1. 24 Hour Party People directed by Michael Winterbottom and starring Steve Coogan
This 2002 British comedy-drama wittily tells the story of the rise of the Manchester music scene from the mid 1970s to the early 1990s. Coogan plays Tony Wilson, whose label, Factory Records, was to be instrumental in the careers of Joy Division, New Order and the Happy Mondays.
2. A Hard Day’s Night directed by Richard Lester and starring The Beatles
Shot in record quick time, this film shows a “typical” 36 hours in the lives of the Fab Four. The plot involves the group getting to the Big Show on time and there are plenty of gags, humour and musical numbers. A must for Beatles fans.
3. This is Spinal Tap directed by Rob Reiner
This hilarious spoof follows heavy metal rock band, Spinal Tap, on their first tour of America to promote their LP Smell the Glove. Told like a real documentary, and largely improvised by the cast, it’s a classic which brought us the phrase “these go up to eleven” when one of the band members is talking about his amp!
4. The Commitments directed by Alan Parker
If you like soul music, then you’ll love this feel-good movie. Performed by a young cast of mainly unknown actors, it follows the fortunes of a band who want to bring rhythm and blues to the people of Dublin. Featuring high octane performances of soul classics and some memorable and likeable characters, this is a must-watch film from the early 90s.
5. Dreamgirls directed by Bill Condon and starring Beyonce Knowles, Eddie Murphy, Jamie Foxx and Jennifer Hudson
This is another film which perfectly captures the mood of a decade.
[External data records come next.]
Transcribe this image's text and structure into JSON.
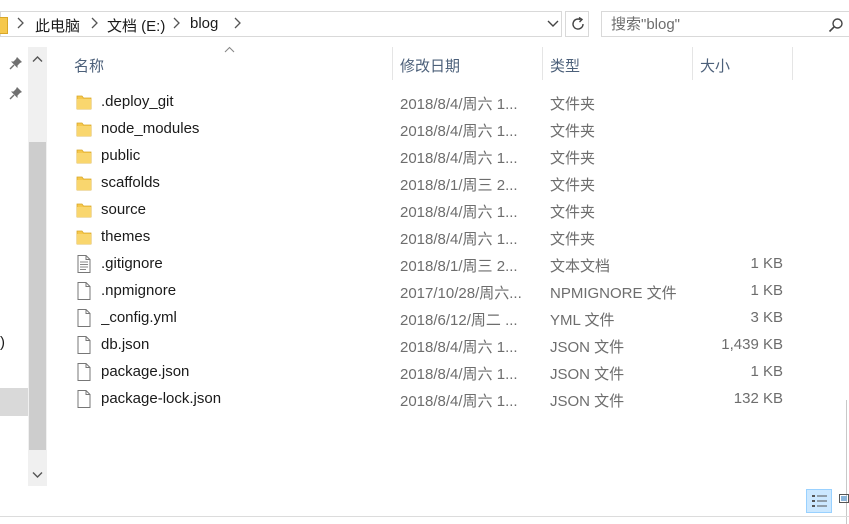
{
  "address": {
    "crumbs": [
      "此电脑",
      "文档 (E:)",
      "blog"
    ]
  },
  "search": {
    "placeholder": "搜索\"blog\""
  },
  "nav": {
    "partial_text": ")"
  },
  "columns": {
    "name": "名称",
    "date": "修改日期",
    "type": "类型",
    "size": "大小"
  },
  "files": [
    {
      "name": ".deploy_git",
      "date": "2018/8/4/周六 1...",
      "type": "文件夹",
      "size": "",
      "icon": "folder-icon"
    },
    {
      "name": "node_modules",
      "date": "2018/8/4/周六 1...",
      "type": "文件夹",
      "size": "",
      "icon": "folder-icon"
    },
    {
      "name": "public",
      "date": "2018/8/4/周六 1...",
      "type": "文件夹",
      "size": "",
      "icon": "folder-icon"
    },
    {
      "name": "scaffolds",
      "date": "2018/8/1/周三 2...",
      "type": "文件夹",
      "size": "",
      "icon": "folder-icon"
    },
    {
      "name": "source",
      "date": "2018/8/4/周六 1...",
      "type": "文件夹",
      "size": "",
      "icon": "folder-icon"
    },
    {
      "name": "themes",
      "date": "2018/8/4/周六 1...",
      "type": "文件夹",
      "size": "",
      "icon": "folder-icon"
    },
    {
      "name": ".gitignore",
      "date": "2018/8/1/周三 2...",
      "type": "文本文档",
      "size": "1 KB",
      "icon": "text-document-icon"
    },
    {
      "name": ".npmignore",
      "date": "2017/10/28/周六...",
      "type": "NPMIGNORE 文件",
      "size": "1 KB",
      "icon": "file-icon"
    },
    {
      "name": "_config.yml",
      "date": "2018/6/12/周二 ...",
      "type": "YML 文件",
      "size": "3 KB",
      "icon": "file-icon"
    },
    {
      "name": "db.json",
      "date": "2018/8/4/周六 1...",
      "type": "JSON 文件",
      "size": "1,439 KB",
      "icon": "file-icon"
    },
    {
      "name": "package.json",
      "date": "2018/8/4/周六 1...",
      "type": "JSON 文件",
      "size": "1 KB",
      "icon": "file-icon"
    },
    {
      "name": "package-lock.json",
      "date": "2018/8/4/周六 1...",
      "type": "JSON 文件",
      "size": "132 KB",
      "icon": "file-icon"
    }
  ],
  "colors": {
    "folder": "#f6c84c",
    "header_text": "#4c607a",
    "secondary_text": "#6d6d6d",
    "selected_view": "#cce8ff"
  }
}
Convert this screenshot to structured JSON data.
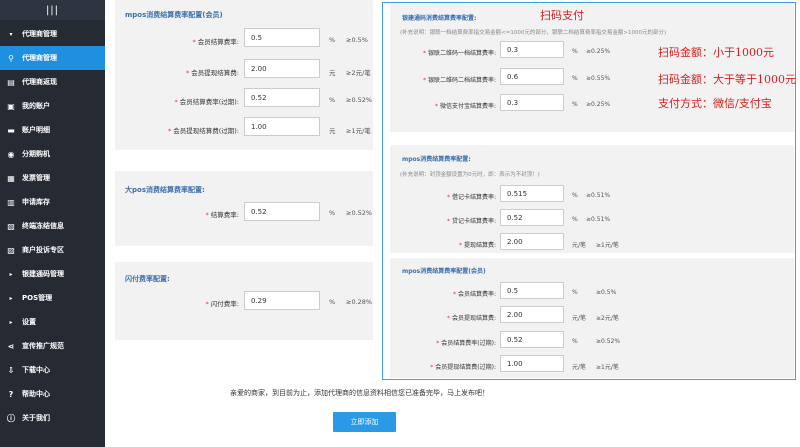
{
  "sidebar": {
    "top_icon": "|||",
    "items": [
      {
        "label": "代理商管理",
        "icon": "▾"
      },
      {
        "label": "代理商管理",
        "icon": "⚲"
      },
      {
        "label": "代理商返现",
        "icon": "▤"
      },
      {
        "label": "我的账户",
        "icon": "▣"
      },
      {
        "label": "账户明细",
        "icon": "▬"
      },
      {
        "label": "分期购机",
        "icon": "◉"
      },
      {
        "label": "发票管理",
        "icon": "▦"
      },
      {
        "label": "申请库存",
        "icon": "▥"
      },
      {
        "label": "终端冻结信息",
        "icon": "▧"
      },
      {
        "label": "商户投诉专区",
        "icon": "▨"
      },
      {
        "label": "银建通码管理",
        "icon": "▸"
      },
      {
        "label": "POS管理",
        "icon": "▸"
      },
      {
        "label": "设置",
        "icon": "▸"
      },
      {
        "label": "宣传推广规范",
        "icon": "⋖"
      },
      {
        "label": "下载中心",
        "icon": "⇩"
      },
      {
        "label": "帮助中心",
        "icon": "?"
      },
      {
        "label": "关于我们",
        "icon": "ⓘ"
      }
    ]
  },
  "mpos_member": {
    "title": "mpos消费结算费率配置(会员)",
    "rows": [
      {
        "label": "会员结算费率:",
        "value": "0.5",
        "unit": "%",
        "range": "≥0.5%"
      },
      {
        "label": "会员提现结算费:",
        "value": "2.00",
        "unit": "元",
        "range": "≥2元/笔"
      },
      {
        "label": "会员结算费率(过期):",
        "value": "0.52",
        "unit": "%",
        "range": "≥0.52%"
      },
      {
        "label": "会员提现结算费(过期):",
        "value": "1.00",
        "unit": "元",
        "range": "≥1元/笔"
      }
    ]
  },
  "big_pos": {
    "title": "大pos消费结算费率配置:",
    "rows": [
      {
        "label": "结算费率:",
        "value": "0.52",
        "unit": "%",
        "range": "≥0.52%"
      }
    ]
  },
  "flash_pay": {
    "title": "闪付费率配置:",
    "rows": [
      {
        "label": "闪付费率:",
        "value": "0.29",
        "unit": "%",
        "range": "≥0.28%"
      }
    ]
  },
  "scan_pay": {
    "title": "银建通码消费结算费率配置:",
    "hint": "(补充说明：银联一档结算费率指交易金额<=1000元的部分，银联二档结算费率指交易金额>1000元的部分)",
    "rows": [
      {
        "label": "银联二维码一档结算费率:",
        "value": "0.3",
        "unit": "%",
        "range": "≥0.25%"
      },
      {
        "label": "银联二维码二档结算费率:",
        "value": "0.6",
        "unit": "%",
        "range": "≥0.55%"
      },
      {
        "label": "微信支付宝结算费率:",
        "value": "0.3",
        "unit": "%",
        "range": "≥0.25%"
      }
    ]
  },
  "mpos_cost": {
    "title": "mpos消费结算费率配置:",
    "hint": "(补充说明：封顶金额设置为0元时，即：表示为不封顶！)",
    "rows": [
      {
        "label": "借记卡结算费率:",
        "value": "0.515",
        "unit": "%",
        "range": "≥0.51%"
      },
      {
        "label": "贷记卡结算费率:",
        "value": "0.52",
        "unit": "%",
        "range": "≥0.51%"
      },
      {
        "label": "提现结算费:",
        "value": "2.00",
        "unit": "元/笔",
        "range": "≥1元/笔"
      }
    ]
  },
  "mpos_cost_member": {
    "title": "mpos消费结算费率配置(会员)",
    "rows": [
      {
        "label": "会员结算费率:",
        "value": "0.5",
        "unit": "%",
        "range": "≥0.5%"
      },
      {
        "label": "会员提现结算费:",
        "value": "2.00",
        "unit": "元/笔",
        "range": "≥2元/笔"
      },
      {
        "label": "会员结算费率(过期):",
        "value": "0.52",
        "unit": "%",
        "range": "≥0.52%"
      },
      {
        "label": "会员提现结算费(过期):",
        "value": "1.00",
        "unit": "元/笔",
        "range": "≥1元/笔"
      }
    ]
  },
  "annotations": {
    "a1": "扫码支付",
    "a2": "扫码金额：小于1000元",
    "a3": "扫码金额：大于等于1000元",
    "a4": "支付方式：微信/支付宝"
  },
  "footer": {
    "message": "亲爱的商家，到目前为止，添加代理商的信息资料相信您已准备完毕，马上发布吧！",
    "submit": "立即添加"
  },
  "colors": {
    "accent": "#1f8fe0",
    "sidebar": "#262b33",
    "annotation": "#d81e1e",
    "highlight": "#3ea0e0"
  }
}
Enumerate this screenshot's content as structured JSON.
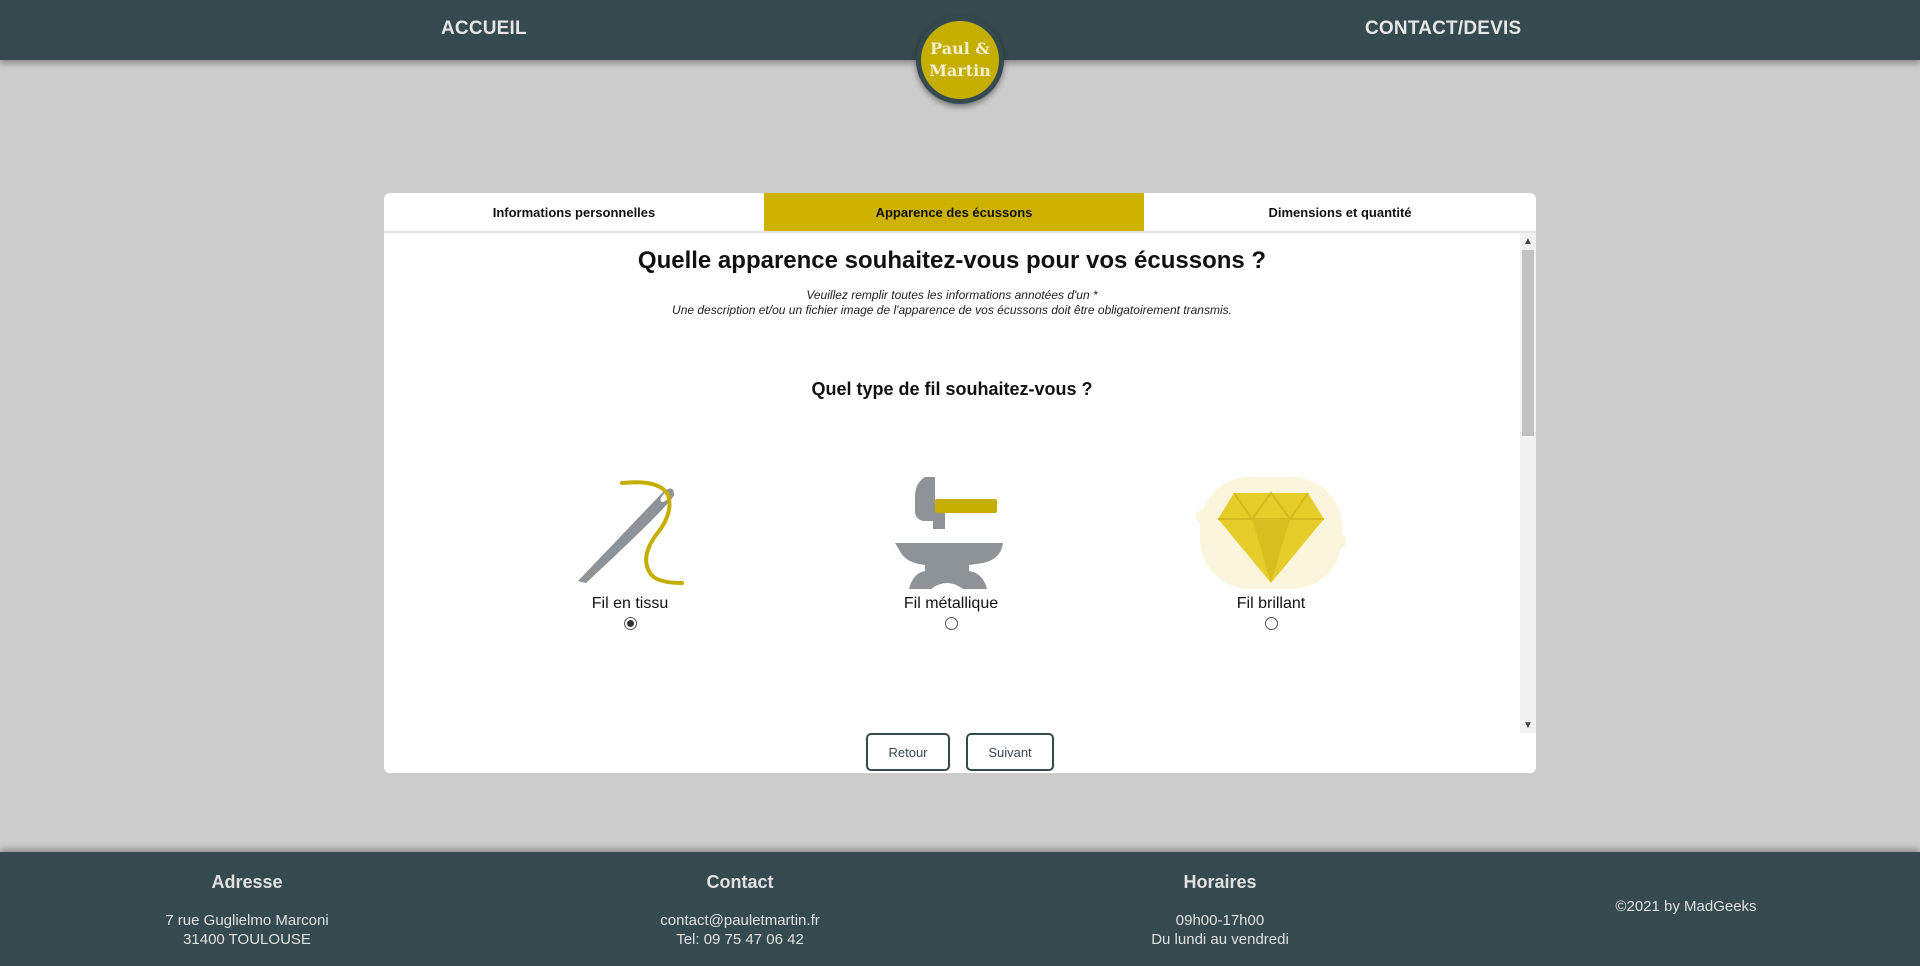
{
  "header": {
    "nav_home": "ACCUEIL",
    "nav_contact": "CONTACT/DEVIS",
    "logo_line1": "Paul &",
    "logo_line2": "Martin",
    "bg_color": "#354a4e",
    "logo_color": "#c4ae00"
  },
  "tabs": [
    {
      "label": "Informations personnelles",
      "active": false
    },
    {
      "label": "Apparence des écussons",
      "active": true
    },
    {
      "label": "Dimensions et quantité",
      "active": false
    }
  ],
  "form": {
    "title": "Quelle apparence souhaitez-vous pour vos écussons ?",
    "note1": "Veuillez remplir toutes les informations annotées d'un *",
    "note2": "Une description et/ou un fichier image de l'apparence de vos écussons doit être obligatoirement transmis.",
    "question": "Quel type de fil souhaitez-vous ?",
    "options": [
      {
        "label": "Fil en tissu",
        "icon": "needle-thread-icon",
        "selected": true
      },
      {
        "label": "Fil métallique",
        "icon": "anvil-hammer-icon",
        "selected": false
      },
      {
        "label": "Fil brillant",
        "icon": "diamond-icon",
        "selected": false
      }
    ],
    "back_label": "Retour",
    "next_label": "Suivant",
    "accent_color": "#cdb200"
  },
  "footer": {
    "address_title": "Adresse",
    "address_line1": "7 rue Guglielmo Marconi",
    "address_line2": "31400 TOULOUSE",
    "contact_title": "Contact",
    "contact_email": "contact@pauletmartin.fr",
    "contact_phone": "Tel: 09 75 47 06 42",
    "hours_title": "Horaires",
    "hours_line1": "09h00-17h00",
    "hours_line2": "Du lundi au vendredi",
    "copyright": "©2021 by MadGeeks"
  }
}
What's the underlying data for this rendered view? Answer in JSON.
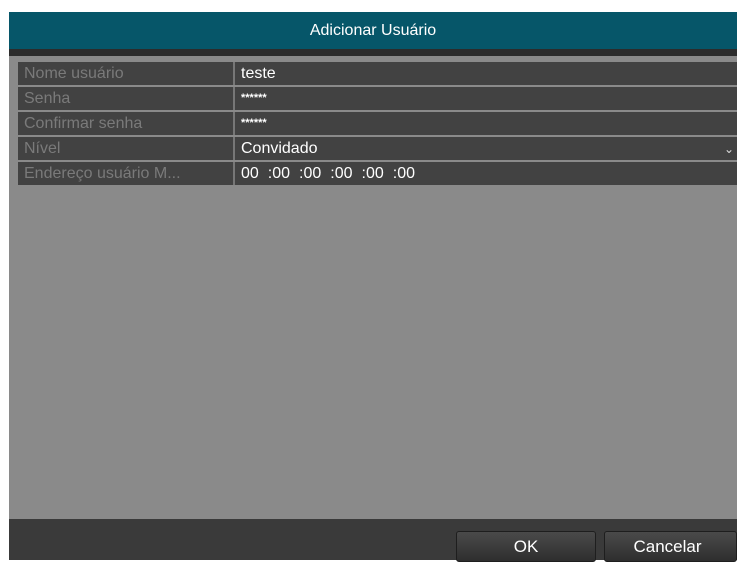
{
  "dialog": {
    "title": "Adicionar Usuário",
    "fields": [
      {
        "label": "Nome usuário",
        "value": "teste"
      },
      {
        "label": "Senha",
        "value": "******"
      },
      {
        "label": "Confirmar senha",
        "value": "******"
      },
      {
        "label": "Nível",
        "value": "Convidado"
      },
      {
        "label": "Endereço usuário M...",
        "mac": [
          "00",
          ":00",
          ":00",
          ":00",
          ":00",
          ":00"
        ]
      }
    ],
    "dropdown_icon": "chevron-down-icon",
    "ok_label": "OK",
    "cancel_label": "Cancelar"
  },
  "colors": {
    "titlebar": "#065669",
    "field_bg": "#424242",
    "dialog_bg": "#8a8a8a",
    "footer_bg": "#3a3a3a"
  }
}
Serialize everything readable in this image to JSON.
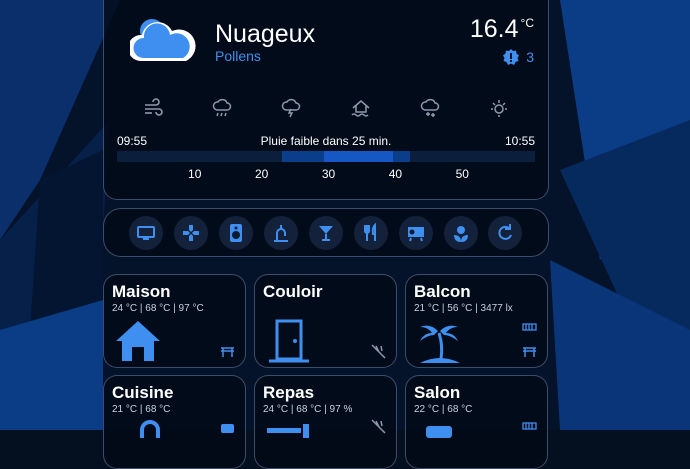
{
  "weather": {
    "condition": "Nuageux",
    "subtitle": "Pollens",
    "temperature": "16.4",
    "unit": "°C",
    "alert_count": "3",
    "forecast_icons": [
      "wind-icon",
      "rain-icon",
      "thunder-icon",
      "flood-icon",
      "snow-icon",
      "sun-icon"
    ],
    "rain": {
      "start": "09:55",
      "message": "Pluie faible dans 25 min.",
      "end": "10:55",
      "ticks": [
        "10",
        "20",
        "30",
        "40",
        "50"
      ]
    }
  },
  "quick_actions": [
    {
      "name": "tv-button",
      "icon": "monitor-icon"
    },
    {
      "name": "gamepad-button",
      "icon": "gamepad-icon"
    },
    {
      "name": "speaker-button",
      "icon": "speaker-icon"
    },
    {
      "name": "fountain-button",
      "icon": "faucet-icon"
    },
    {
      "name": "cocktail-button",
      "icon": "glass-cocktail-icon"
    },
    {
      "name": "dining-button",
      "icon": "utensils-icon"
    },
    {
      "name": "projector-button",
      "icon": "projector-icon"
    },
    {
      "name": "flower-button",
      "icon": "flower-icon"
    },
    {
      "name": "refresh-button",
      "icon": "refresh-icon"
    }
  ],
  "rooms": [
    {
      "name": "Maison",
      "info": "24 °C | 68 °C | 97 °C",
      "icon": "home-icon"
    },
    {
      "name": "Couloir",
      "info": "",
      "icon": "door-icon"
    },
    {
      "name": "Balcon",
      "info": "21 °C | 56 °C | 3477 lx",
      "icon": "palm-tree-icon"
    },
    {
      "name": "Cuisine",
      "info": "21 °C | 68 °C",
      "icon": "lock-icon"
    },
    {
      "name": "Repas",
      "info": "24 °C | 68 °C | 97 %",
      "icon": "table-icon"
    },
    {
      "name": "Salon",
      "info": "22 °C | 68 °C",
      "icon": "sofa-icon"
    }
  ],
  "colors": {
    "accent": "#3f8ff0",
    "card_bg": "#030a16",
    "border": "#8ca6d2"
  }
}
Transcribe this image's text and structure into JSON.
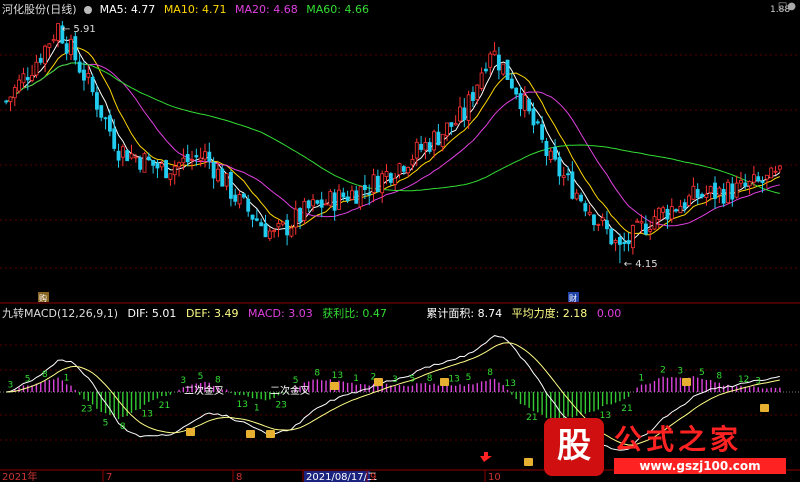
{
  "upper_header": {
    "title": "河化股份(日线)",
    "ma5": {
      "label": "MA5",
      "value": "4.77",
      "color": "#ffffff"
    },
    "ma10": {
      "label": "MA10",
      "value": "4.71",
      "color": "#ffd700"
    },
    "ma20": {
      "label": "MA20",
      "value": "4.68",
      "color": "#e040e0"
    },
    "ma60": {
      "label": "MA60",
      "value": "4.66",
      "color": "#33dd33"
    }
  },
  "lower_header": {
    "indicator": "九转MACD(12,26,9,1)",
    "dif": "DIF: 5.01",
    "def": "DEF: 3.49",
    "macd": "MACD: 3.03",
    "profit_ratio": "获利比: 0.47",
    "cum_area": "累计面积: 8.74",
    "avg_strength": "平均力度: 2.18",
    "extra": "0.00"
  },
  "chart_data": [
    {
      "type": "candlestick",
      "title": "河化股份(日线)",
      "annotations": {
        "high": "5.91",
        "low": "4.15",
        "top_right": "1.88"
      },
      "marker_labels": {
        "left": "购",
        "low": "财"
      },
      "colors": {
        "up": "#ff3333",
        "down": "#22ccee",
        "grid": "#8b0000"
      }
    },
    {
      "type": "bar",
      "title": "九转MACD(12,26,9,1)",
      "annotations": [
        "二次金叉",
        "二次金叉"
      ],
      "counts_visible": [
        "3",
        "5",
        "8",
        "1",
        "23",
        "5",
        "8",
        "13",
        "21",
        "3",
        "5",
        "8",
        "13",
        "1",
        "23",
        "5",
        "8",
        "13",
        "1",
        "2",
        "3",
        "5",
        "8",
        "13",
        "5",
        "8",
        "13",
        "21",
        "3",
        "5",
        "8",
        "13",
        "21",
        "1",
        "2",
        "3",
        "5",
        "8",
        "12",
        "3"
      ],
      "colors": {
        "pos": "#dd44dd",
        "neg": "#33cc33",
        "dif": "#ffffff",
        "dea": "#ffff88"
      }
    }
  ],
  "date_axis": {
    "labels": [
      "2021年",
      "7",
      "8",
      "2021/08/17/二",
      "9",
      "10"
    ],
    "highlight": "2021/08/17/二"
  },
  "watermark": {
    "logo_char": "股",
    "text": "公式之家",
    "url": "www.gszj100.com"
  }
}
The time is the 1960s and three singers are being moulded into the perfect girl group, The Dreams, by an ambitious manager. As they become more successful, relationships come under pressure and friendships are betrayed. Although this isn’t a documentary, it does give an accurate flavour of the early years of Motown and it’s full of beautiful musical numbers.
There are so many brilliant films about music it’s impossible to list them all. However, special mention also to:
Walk the Line (about Johnny Cash), The Wall (based on the Pink Floyd album) The Doors (about…..The Doors!) and Almost Famous (about the life of a young rock journalist).
For clips and trailers of these films search their titles in Google or YouTube. You could also rent or buy these films on DVD and Blu-ray. You may find that some come with audio description – it’s usually an option in the set-up before you ‘play’ the main feature film.
Check out your local cinema for new releases on a fashion theme. Some cinemas may offer audio described performances, just ask before booking your tickets.
Click on the images to purchase the film via Amazon. Living Paintings will receive a donation from Amazon per purchase.